Element data from apps and pages:
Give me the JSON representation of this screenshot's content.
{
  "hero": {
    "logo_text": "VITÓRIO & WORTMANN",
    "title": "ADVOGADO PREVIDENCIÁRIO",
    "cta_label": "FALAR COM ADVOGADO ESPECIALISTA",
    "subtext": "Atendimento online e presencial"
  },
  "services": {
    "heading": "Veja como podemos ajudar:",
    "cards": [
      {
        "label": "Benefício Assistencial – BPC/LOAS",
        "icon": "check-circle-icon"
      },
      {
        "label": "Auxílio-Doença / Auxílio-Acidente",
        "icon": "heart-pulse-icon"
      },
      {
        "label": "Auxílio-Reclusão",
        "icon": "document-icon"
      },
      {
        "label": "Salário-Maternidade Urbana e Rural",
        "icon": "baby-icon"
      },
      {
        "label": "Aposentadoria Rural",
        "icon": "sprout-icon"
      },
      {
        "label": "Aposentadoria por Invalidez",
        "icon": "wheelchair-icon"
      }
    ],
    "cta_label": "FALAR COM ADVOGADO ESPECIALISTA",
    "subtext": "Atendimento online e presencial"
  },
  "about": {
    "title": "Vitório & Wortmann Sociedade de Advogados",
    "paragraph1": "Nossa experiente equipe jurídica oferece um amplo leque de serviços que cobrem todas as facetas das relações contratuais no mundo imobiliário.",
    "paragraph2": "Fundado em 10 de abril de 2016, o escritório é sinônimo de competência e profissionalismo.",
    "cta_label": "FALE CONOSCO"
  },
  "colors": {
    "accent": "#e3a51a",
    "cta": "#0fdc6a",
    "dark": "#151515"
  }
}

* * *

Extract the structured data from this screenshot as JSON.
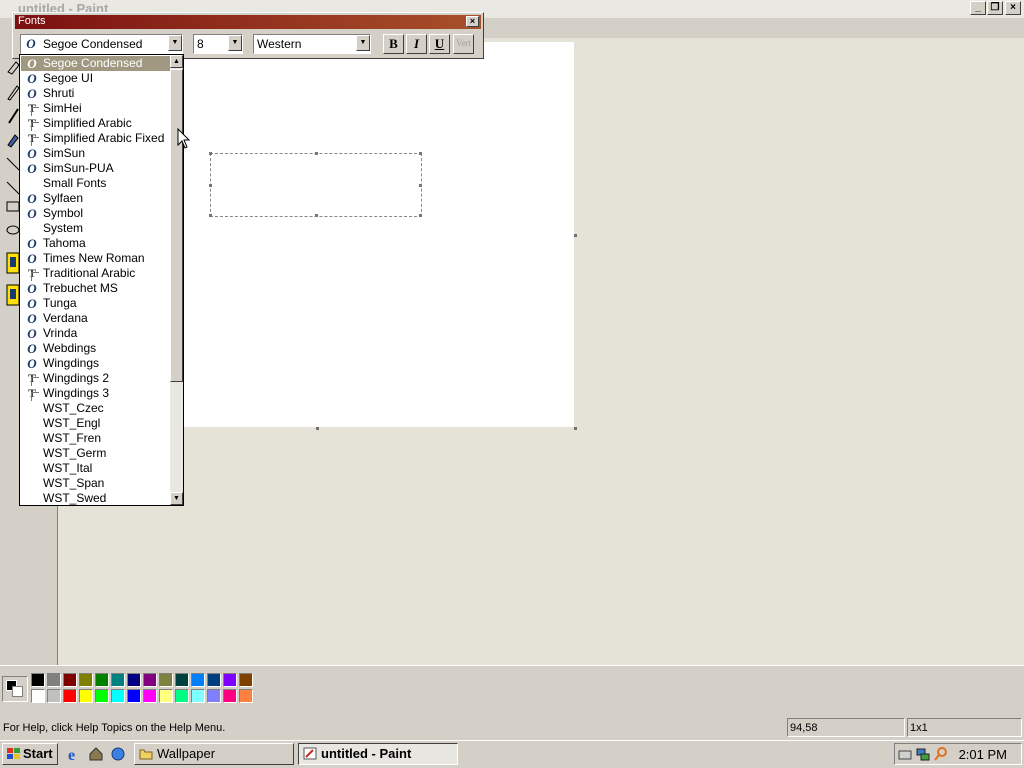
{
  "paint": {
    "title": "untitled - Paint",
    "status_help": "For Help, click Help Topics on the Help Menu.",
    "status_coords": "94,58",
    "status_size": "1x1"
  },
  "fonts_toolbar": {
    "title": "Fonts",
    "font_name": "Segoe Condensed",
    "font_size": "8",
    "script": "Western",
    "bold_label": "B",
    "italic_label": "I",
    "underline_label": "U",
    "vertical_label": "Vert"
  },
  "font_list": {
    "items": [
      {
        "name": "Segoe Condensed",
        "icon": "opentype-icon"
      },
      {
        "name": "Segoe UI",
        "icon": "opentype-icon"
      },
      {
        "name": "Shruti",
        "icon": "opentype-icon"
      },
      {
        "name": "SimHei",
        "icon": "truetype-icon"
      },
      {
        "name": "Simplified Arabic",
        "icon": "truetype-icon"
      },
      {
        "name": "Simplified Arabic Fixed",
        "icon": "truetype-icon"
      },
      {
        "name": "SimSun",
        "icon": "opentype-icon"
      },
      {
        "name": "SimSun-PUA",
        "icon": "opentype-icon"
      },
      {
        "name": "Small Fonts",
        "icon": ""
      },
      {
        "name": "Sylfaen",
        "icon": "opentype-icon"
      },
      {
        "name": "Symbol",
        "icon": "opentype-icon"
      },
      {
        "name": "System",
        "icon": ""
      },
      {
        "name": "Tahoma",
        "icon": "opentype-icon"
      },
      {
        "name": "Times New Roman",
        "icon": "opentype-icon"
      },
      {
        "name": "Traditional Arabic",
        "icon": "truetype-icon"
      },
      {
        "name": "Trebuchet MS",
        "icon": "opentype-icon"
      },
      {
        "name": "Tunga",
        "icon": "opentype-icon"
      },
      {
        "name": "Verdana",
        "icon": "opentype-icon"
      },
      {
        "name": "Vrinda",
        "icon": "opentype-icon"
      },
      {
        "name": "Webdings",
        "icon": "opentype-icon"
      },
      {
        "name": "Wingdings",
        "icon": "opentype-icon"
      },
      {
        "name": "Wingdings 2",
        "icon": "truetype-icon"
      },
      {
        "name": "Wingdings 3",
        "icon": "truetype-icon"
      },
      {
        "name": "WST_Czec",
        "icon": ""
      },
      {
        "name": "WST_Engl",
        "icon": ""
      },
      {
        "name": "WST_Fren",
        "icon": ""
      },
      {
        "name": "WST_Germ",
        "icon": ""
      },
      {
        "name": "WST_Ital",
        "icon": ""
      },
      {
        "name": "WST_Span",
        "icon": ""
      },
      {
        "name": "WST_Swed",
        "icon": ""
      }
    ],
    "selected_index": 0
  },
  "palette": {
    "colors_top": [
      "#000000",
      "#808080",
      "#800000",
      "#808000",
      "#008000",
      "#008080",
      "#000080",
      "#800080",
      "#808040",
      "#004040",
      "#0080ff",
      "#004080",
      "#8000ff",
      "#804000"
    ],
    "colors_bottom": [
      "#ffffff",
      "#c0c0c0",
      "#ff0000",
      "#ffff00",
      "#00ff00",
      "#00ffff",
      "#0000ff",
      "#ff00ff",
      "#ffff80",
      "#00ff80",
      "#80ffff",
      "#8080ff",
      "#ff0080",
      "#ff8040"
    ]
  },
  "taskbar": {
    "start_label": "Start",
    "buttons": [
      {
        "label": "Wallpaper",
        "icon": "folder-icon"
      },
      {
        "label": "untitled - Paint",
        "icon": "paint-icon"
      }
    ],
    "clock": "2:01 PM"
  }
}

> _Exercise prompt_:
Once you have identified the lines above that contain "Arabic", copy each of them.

> _Your response_:
        "name": "Simplified Arabic",
        "name": "Simplified Arabic Fixed",
        "name": "Traditional Arabic",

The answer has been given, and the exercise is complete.